But while at a Friendly’s restaurant in Central New York recently, I noticed that the kids’ menu has a crossword puzzle with an interesting clue: “1 Down — The opposite of vanilla.” Sure enough, the corresponding space had nine boxes for the word “chocolate.” Two other clues from Across confirmed the word had to be chocolate as they were for the words “rainbow” and “baseball,” forcing 1 Down to be _ _ O _ _ _ A _ _. (Go ahead and fill the letters in, CHOCOLATE fits.)

Is vanilla the opposite of chocolate? And is chocolate the opposite of vanilla? I’m not sure if I agree.

Ice cream has been around for hundreds of years and different flavors have long existed — Baskin-Robbins had 31 flavors in 1945, so it’s not like chocolate is (or was) the opposite of vanilla by default because of a lack of other flavors.
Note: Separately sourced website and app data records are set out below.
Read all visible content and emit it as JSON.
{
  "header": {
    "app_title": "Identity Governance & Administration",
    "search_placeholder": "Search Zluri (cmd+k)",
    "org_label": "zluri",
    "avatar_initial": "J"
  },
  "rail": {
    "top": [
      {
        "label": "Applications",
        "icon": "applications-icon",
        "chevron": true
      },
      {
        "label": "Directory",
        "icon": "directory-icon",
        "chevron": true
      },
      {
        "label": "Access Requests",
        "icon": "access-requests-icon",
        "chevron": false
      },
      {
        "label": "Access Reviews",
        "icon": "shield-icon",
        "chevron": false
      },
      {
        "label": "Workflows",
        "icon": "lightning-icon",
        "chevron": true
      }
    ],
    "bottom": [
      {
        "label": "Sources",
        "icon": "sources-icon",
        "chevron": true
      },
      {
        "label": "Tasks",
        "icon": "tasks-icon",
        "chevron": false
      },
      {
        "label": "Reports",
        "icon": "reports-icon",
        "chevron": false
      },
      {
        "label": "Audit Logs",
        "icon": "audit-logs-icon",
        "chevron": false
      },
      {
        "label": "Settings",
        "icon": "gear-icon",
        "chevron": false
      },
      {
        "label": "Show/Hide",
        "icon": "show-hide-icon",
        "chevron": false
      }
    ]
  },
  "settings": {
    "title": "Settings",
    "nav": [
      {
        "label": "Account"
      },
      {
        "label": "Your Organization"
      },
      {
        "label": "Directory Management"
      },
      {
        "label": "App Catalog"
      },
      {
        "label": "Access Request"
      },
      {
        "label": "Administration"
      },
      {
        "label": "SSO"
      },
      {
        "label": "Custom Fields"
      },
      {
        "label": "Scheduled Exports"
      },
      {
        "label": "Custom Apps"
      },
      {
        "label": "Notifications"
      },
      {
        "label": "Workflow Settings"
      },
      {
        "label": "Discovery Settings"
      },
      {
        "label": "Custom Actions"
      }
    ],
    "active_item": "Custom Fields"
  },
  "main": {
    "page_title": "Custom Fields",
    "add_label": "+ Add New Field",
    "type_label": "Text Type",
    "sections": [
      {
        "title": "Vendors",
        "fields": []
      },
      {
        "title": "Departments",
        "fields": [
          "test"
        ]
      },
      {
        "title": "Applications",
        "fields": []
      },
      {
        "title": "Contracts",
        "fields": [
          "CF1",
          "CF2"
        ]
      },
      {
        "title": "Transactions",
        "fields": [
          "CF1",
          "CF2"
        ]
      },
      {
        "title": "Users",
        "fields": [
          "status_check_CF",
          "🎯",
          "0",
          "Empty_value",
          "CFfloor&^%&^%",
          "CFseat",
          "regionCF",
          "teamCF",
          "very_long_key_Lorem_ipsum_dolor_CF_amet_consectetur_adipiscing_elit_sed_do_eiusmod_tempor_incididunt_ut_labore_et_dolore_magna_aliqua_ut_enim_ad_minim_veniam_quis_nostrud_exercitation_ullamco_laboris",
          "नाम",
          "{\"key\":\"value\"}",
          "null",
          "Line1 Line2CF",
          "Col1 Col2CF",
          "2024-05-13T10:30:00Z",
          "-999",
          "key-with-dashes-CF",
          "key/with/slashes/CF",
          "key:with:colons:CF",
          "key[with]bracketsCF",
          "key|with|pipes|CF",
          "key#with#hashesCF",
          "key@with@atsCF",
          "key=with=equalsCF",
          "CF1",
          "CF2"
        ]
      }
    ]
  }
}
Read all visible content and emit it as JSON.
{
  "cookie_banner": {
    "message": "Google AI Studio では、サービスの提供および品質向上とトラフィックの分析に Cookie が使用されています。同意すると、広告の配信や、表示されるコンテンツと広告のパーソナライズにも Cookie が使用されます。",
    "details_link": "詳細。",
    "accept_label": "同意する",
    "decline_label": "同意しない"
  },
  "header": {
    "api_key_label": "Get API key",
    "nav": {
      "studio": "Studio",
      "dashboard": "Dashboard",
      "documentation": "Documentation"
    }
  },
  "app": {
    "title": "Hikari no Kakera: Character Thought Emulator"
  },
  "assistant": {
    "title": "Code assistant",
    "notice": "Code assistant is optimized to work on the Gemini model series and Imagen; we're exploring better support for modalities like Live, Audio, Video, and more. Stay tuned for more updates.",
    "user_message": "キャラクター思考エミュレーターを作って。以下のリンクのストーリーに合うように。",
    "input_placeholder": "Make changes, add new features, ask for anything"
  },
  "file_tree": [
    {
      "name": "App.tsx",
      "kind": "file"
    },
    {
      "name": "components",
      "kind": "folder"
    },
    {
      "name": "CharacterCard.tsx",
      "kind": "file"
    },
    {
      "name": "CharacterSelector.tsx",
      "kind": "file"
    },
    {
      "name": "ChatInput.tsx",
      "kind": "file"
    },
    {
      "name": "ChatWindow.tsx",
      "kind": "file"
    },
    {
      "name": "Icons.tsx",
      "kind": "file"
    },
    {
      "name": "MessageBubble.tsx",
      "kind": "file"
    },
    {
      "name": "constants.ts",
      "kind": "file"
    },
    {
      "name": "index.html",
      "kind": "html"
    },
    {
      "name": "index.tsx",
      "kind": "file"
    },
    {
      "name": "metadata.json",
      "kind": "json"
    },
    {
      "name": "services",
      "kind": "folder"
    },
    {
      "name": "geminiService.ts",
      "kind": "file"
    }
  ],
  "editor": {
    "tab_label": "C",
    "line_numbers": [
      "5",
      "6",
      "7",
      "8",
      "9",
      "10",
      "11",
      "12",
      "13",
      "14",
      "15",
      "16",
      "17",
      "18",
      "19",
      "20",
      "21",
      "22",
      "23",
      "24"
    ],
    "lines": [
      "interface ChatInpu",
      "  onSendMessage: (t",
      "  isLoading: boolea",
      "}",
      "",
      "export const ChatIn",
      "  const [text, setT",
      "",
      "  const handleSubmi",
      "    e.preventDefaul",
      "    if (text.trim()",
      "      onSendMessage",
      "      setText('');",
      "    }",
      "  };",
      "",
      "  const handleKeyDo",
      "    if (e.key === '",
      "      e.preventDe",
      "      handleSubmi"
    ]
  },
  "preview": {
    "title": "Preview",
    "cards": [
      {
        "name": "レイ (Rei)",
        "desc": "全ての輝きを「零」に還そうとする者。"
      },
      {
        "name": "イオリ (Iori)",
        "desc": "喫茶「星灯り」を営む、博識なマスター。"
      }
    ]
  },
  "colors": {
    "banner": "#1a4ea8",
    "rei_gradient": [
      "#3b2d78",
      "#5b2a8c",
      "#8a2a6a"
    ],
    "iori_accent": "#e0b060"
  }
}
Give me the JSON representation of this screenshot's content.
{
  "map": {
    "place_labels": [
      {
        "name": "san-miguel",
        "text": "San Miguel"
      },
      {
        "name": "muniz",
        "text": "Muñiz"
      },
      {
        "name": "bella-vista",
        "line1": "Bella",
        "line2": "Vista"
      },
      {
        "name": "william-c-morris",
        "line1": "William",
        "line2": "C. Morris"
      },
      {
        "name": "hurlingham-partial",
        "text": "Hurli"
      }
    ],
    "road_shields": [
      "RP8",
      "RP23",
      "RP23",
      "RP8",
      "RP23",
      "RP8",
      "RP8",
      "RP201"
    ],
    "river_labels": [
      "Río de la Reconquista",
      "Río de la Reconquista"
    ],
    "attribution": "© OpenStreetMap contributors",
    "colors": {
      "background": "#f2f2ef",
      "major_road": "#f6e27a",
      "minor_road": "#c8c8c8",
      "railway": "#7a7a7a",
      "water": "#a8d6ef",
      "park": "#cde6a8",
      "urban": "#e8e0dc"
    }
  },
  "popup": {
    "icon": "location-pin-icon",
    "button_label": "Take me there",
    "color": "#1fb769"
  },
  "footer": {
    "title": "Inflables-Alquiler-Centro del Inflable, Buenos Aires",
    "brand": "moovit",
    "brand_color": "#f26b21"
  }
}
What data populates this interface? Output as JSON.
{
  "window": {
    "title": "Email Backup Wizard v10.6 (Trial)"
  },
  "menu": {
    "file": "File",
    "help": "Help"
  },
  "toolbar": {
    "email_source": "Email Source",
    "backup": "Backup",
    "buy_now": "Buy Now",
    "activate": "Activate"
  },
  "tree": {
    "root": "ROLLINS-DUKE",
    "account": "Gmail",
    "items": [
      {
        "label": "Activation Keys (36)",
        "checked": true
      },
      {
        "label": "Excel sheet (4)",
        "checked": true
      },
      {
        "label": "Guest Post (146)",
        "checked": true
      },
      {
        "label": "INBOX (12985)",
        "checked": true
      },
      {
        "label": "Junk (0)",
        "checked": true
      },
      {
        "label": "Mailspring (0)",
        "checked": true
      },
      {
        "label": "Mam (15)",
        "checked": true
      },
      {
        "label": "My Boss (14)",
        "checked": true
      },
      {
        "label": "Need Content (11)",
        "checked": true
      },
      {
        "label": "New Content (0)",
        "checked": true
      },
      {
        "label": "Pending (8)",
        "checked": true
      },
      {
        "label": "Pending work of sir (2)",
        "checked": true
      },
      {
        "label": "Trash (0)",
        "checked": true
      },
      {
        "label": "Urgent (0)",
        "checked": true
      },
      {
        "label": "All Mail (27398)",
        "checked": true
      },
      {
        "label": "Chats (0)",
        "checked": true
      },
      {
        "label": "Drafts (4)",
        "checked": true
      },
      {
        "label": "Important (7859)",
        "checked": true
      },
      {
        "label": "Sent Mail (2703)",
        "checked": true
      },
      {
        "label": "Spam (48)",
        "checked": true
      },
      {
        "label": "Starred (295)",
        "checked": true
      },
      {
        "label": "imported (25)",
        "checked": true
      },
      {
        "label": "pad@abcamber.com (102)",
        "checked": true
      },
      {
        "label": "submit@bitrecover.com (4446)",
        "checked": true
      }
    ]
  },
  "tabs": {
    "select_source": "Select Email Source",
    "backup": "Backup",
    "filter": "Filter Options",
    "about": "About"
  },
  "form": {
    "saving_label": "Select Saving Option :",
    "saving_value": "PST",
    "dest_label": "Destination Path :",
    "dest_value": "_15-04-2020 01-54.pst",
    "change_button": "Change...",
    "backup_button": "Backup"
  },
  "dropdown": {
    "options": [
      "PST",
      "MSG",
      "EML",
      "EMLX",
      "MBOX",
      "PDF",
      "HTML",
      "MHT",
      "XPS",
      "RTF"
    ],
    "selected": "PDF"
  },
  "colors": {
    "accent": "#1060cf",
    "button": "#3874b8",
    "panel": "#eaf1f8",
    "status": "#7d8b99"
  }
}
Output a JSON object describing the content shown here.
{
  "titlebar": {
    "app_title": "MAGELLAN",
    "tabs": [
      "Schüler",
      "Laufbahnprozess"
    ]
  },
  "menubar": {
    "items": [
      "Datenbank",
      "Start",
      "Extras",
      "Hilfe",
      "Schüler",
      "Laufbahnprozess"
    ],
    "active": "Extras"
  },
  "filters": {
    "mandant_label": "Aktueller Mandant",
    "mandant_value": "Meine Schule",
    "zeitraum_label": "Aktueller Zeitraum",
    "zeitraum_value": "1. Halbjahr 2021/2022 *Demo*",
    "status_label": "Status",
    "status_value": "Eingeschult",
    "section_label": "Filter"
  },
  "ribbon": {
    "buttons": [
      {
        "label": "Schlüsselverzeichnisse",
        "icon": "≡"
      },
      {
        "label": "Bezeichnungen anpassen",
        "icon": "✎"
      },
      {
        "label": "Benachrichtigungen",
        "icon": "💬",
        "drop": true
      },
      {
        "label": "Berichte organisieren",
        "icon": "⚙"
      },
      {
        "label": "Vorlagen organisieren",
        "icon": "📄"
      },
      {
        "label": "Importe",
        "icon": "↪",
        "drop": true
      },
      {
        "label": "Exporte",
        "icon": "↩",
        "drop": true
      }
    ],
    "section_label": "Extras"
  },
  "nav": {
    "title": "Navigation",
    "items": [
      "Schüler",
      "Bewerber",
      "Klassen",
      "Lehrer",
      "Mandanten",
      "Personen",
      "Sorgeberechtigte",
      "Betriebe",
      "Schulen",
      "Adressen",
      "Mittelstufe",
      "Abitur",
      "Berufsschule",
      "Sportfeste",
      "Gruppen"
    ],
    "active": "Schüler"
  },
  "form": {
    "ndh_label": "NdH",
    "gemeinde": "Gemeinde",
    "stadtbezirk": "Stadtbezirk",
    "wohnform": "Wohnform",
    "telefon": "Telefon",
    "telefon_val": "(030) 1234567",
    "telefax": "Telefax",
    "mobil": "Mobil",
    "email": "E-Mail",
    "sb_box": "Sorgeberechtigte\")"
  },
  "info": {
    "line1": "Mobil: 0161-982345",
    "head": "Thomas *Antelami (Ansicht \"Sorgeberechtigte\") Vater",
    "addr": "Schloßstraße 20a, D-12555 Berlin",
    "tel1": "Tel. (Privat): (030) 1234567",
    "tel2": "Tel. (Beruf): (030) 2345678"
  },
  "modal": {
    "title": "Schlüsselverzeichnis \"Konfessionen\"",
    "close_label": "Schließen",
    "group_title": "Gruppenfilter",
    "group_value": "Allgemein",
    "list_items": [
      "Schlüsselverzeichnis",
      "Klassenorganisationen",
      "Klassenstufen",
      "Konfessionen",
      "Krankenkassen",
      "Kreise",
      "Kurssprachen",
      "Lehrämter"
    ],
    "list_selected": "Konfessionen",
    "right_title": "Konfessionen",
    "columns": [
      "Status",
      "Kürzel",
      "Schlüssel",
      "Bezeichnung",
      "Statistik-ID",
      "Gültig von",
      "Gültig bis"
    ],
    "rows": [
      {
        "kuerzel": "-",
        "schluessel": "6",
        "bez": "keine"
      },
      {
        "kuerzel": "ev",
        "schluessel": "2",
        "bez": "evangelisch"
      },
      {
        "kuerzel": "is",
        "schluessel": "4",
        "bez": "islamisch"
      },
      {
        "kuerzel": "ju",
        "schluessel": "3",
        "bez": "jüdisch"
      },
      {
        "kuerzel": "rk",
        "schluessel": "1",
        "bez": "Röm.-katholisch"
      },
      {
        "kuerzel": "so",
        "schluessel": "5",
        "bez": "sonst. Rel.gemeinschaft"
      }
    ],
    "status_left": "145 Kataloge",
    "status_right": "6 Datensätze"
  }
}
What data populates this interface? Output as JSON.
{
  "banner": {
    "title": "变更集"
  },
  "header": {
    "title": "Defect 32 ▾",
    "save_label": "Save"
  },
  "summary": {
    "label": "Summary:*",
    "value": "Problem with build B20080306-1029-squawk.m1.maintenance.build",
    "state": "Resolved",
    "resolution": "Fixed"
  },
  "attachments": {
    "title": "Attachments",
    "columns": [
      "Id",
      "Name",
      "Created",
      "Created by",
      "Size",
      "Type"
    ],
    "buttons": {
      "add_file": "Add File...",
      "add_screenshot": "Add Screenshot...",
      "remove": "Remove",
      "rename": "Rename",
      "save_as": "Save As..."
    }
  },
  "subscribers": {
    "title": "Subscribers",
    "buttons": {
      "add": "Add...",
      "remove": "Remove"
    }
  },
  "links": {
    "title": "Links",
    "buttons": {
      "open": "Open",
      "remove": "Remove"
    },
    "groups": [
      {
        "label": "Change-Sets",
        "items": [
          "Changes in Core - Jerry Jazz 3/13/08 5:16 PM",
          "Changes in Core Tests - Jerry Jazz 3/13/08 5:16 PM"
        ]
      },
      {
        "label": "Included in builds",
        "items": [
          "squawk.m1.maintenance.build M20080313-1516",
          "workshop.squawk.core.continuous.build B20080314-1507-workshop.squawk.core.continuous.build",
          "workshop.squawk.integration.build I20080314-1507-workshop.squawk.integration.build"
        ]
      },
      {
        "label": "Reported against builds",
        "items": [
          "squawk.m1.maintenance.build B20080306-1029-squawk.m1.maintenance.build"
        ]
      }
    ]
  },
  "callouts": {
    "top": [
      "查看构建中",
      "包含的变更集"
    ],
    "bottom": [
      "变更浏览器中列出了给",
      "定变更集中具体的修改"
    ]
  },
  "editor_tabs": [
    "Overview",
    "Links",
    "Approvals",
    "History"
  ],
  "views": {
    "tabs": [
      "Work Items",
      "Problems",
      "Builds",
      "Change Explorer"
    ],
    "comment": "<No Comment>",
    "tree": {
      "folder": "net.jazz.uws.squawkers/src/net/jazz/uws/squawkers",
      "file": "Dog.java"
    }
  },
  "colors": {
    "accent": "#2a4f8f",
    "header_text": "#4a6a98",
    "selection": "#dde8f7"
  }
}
If we’re talking color, cocoa beans are brown and vanilla beans are pale yellow, almost beige — anyone who’s ever had a box of 64 Crayola crayons would be hard-pressed to say brown is the opposite of yellow. And while I’m not a taste connoisseur (despite being hard-of-hearing, the “lose one sense, gain another” adage is mostly a myth) in my personal experience I’ve never eaten chocolate and thought “Man! This is completely the opposite of vanilla!” as both are sweet and not the other classic tastes (sour, bitter, salty, etc).

Friendly's crossword puzzle

A crossword puzzle on a Friendly’s restaurant kids menu suggests chocolate is the opposite of vanilla.

And of course, if we’re accepting Friendly’s premise that vanilla is the opposite of chocolate, then what about other flavors? What’s the opposite of strawberry? Or orange sherbert, or chocolate mint? Would Ben & Jerry’s Phish Food or Half Baked have an opposite? (I guess one could argue Half Baked’s alternative could be Fully Baked or Un-Baked, but that’s still not really an opposite.)

What do you think? Is chocolate the opposite of vanilla?